Damien Hirst

The Guardian recently published an interesting column about Damien Hirst, à propos of a new exhibition that’s opening in London this week. I say “interesting” because although I disagree with pretty much everything it has to say, it’s a useful illustration of a particular way of thinking about art.

So, Damien Hirst. He’s long been a controversial figure in the art world, which no doubt is exactly how he likes it. In the red corner, there’s those who think he’s the defining genius of late 20th century British art; in the blue corner, there’s those who reckon his output is one giant elaborate pisstake. The disagreement basically comes down to a larger debate about conceptual art vs figurative art, a particularly British debate that has gone back and forth for the last 20 years or so, fighting over whether pieces like Hirst’s famous ‘The Physical Impossibility of Death in the Mind of Someone Living’ (a shark in a tank of formaldehyde) or Tracey Emin’s ‘My Bed’ (yes, her bed) are actually art at all.
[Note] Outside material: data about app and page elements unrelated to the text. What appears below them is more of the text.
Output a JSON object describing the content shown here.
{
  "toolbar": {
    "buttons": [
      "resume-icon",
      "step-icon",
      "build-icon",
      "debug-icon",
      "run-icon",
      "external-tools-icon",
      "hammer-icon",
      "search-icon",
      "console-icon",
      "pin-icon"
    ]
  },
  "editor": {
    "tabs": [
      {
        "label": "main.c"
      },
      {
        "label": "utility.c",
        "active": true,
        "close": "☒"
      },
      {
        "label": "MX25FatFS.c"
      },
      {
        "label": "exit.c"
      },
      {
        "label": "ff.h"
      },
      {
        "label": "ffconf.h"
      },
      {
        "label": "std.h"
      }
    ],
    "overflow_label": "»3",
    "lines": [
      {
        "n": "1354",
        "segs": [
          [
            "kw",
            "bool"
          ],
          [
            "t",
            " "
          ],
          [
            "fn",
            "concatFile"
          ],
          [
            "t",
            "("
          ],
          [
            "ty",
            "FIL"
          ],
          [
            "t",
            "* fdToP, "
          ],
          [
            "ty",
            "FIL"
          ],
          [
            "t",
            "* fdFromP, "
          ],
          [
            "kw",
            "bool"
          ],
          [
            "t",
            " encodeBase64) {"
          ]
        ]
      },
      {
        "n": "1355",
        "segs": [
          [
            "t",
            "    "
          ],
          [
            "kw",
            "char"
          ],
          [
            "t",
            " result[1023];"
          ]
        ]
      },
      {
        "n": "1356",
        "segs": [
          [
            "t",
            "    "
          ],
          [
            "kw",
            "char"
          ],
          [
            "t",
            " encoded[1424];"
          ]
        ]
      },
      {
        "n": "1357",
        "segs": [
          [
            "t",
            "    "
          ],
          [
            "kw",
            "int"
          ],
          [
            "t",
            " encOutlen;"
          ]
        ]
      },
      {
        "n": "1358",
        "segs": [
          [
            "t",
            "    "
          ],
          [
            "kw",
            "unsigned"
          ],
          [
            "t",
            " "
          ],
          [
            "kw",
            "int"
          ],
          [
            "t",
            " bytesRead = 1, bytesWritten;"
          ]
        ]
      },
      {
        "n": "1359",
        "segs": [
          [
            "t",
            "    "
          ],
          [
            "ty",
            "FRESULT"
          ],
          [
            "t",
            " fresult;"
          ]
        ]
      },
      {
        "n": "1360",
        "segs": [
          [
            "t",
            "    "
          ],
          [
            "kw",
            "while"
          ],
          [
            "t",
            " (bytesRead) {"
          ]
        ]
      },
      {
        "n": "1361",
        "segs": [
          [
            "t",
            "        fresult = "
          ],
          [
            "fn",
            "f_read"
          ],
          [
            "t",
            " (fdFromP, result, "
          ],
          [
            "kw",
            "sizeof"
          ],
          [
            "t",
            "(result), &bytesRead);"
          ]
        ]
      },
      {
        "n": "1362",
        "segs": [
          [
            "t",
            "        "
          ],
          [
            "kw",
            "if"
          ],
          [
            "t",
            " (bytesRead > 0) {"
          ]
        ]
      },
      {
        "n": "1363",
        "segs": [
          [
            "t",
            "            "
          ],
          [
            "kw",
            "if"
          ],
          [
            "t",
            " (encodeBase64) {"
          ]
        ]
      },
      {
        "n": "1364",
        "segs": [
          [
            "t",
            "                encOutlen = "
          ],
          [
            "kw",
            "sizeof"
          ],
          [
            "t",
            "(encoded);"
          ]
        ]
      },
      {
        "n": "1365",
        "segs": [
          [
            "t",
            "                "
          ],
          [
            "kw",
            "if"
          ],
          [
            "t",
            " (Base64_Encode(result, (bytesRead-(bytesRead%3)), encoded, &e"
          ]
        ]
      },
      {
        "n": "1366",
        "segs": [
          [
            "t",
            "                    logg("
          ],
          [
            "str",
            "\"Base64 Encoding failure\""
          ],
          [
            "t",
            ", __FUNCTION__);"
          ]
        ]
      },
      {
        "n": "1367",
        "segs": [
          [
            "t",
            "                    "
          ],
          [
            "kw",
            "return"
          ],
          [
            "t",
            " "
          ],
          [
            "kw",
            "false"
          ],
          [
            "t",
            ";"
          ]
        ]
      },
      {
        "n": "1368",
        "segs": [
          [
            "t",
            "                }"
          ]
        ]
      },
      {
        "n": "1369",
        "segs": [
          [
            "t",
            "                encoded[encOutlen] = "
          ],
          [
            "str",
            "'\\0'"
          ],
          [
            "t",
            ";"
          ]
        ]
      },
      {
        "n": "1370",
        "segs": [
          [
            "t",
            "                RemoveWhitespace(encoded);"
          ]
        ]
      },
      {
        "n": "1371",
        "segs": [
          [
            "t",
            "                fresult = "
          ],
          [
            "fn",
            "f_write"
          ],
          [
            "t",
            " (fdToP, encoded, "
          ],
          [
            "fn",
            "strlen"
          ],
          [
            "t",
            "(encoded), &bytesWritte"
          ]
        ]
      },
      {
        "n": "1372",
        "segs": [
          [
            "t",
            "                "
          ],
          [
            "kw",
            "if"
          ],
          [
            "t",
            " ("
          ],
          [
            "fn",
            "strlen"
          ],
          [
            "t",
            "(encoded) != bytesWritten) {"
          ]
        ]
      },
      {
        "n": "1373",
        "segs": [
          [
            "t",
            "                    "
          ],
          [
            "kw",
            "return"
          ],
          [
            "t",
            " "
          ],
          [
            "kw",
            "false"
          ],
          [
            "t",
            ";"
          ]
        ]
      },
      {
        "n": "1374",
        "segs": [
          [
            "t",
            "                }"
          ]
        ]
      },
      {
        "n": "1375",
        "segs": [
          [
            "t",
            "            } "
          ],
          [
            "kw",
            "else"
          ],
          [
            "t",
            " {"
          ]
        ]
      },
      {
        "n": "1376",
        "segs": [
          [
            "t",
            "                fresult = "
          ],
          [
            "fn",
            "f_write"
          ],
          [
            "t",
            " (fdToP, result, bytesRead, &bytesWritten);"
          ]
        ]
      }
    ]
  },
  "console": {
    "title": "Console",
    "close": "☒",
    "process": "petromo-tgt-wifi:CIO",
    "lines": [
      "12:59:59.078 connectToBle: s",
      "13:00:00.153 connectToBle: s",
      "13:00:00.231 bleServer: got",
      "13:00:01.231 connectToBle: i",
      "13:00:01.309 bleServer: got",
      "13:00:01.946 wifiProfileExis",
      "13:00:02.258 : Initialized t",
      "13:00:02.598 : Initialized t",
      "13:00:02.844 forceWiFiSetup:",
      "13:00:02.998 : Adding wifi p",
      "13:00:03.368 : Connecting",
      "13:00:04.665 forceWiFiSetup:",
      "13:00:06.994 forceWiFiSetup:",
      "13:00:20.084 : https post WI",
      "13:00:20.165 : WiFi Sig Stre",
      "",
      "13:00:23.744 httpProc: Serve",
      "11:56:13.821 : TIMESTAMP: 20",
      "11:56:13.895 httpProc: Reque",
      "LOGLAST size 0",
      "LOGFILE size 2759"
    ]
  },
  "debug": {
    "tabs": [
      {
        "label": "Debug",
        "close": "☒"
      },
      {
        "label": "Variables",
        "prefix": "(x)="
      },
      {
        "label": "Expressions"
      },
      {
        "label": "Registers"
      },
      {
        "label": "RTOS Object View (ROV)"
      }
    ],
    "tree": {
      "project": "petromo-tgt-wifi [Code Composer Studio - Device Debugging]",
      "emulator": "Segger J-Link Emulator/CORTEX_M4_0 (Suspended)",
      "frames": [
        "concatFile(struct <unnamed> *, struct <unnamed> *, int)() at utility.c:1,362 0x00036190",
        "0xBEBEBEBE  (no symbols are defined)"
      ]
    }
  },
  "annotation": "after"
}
This really a debate that should have been put to bed long ago – I don’t think that many people in 2010 would deny that art is whatever you want it to be. But still, it’s the context in which Guardian writer Jonathan Jones frames Hirst’s work. If you accept conceptual art, he argues, you have to accept Hirst into the bargain: the “only legitimate position from which to reject [Hirst],” he writes, “is one that sees the art of this century as a bad parody of [Marcel] Duchamp … If conceptual strategies have any worth at all, then Hirst has worth”.

This isn’t necessarily true. The important question to ask these days isn’t “Is it art?” but “Is it any good?”. And by “good”, I don’t mean technically accomplished, I mean able to convey its meaning, to get its point across. This is the point on which Hirst fails for me. It’s not a matter of taste, or of abstract considerations of artistic worth, it’s a question of whether the art works or not.

I have nothing against conceptual art per se. I quite like some of it – Gilbert and George, for instance. I just think the concepts in Hirst’s work aren’t especially interesting. Or, if they are – Jones argues that “Hirst has always believed that it is content and meaning that make art significant” – his work doesn’t do a good job of putting those concepts across. A shark in a tank may well be intended to illustrate “the rage against death [and] the longing to love forever”, but your average observer sees a shark in a tank. As a piece of artwork, pure and simple, it doesn’t work.

As such, Hirst’s work certainly reflects one defining 20th century trend: the concept of celebrity. The force of his personality (or persona, perhaps) is more important than his output. In fact, without the personality behind it, the artwork means nothing. Take the £50m diamond-encrusted skull he called ‘For the Love of God’ – it becomes artistically important, as opposed to colossally chintzy, because Hirst made it. His celebrity lends it artistic weight; without that celebrity, it has none.

This isn’t inherently a bad thing, but it’s a certain way of working, one that necessitates a fair old chunk of narcissism. It’s the same for, say, Emin: her bed can be seen in the light of the fact she apparently spent days on end lying in it, in the grip of a suicidal depression – but only if you know this to be the case. Otherwise it’s just a bed.

In view of this, it’s no surprise that Hirst’s greatest talents lie in self-promotion and the fact that he exists as a celebrity artist, in the same way that Lady Gaga is a celebrity musician. You could argue – as many have – that this makes him the archetypal late 20th/early 21st century artist, but I think this is pretty pusillanimous and piss-poor thinking.

Jones suggests that “it is absolutely true that art in the 21st century, with its conceptual tropes and market values, lacks the permanent merits of earlier art”. It’s absolutely true that some art is like this, but to argue that anything made today by definition lacks such merits is the same kind of hand-wringing that suggests that txt msg spk is ruining English and that illegal downloading is killing music.

Art is what it’s always been: a means of self-expression. Some pieces will prove to have longevity, while others will fade away. This historical weeding out may or may not reflect the merit of the work, but either way, I’m going to bet that as the years pass and the work of celebrity conceptualists like Damien Hirst is slowly shorn of the force of their personality and renown, interest in it will wane. It’ll remain in art texts and courses, and perhaps the subject of artistic debate, but ultimately it lacks the ability to connect with people. And that’s what makes art so important.

Leave a Reply

Your email address will not be published. Required fields are marked *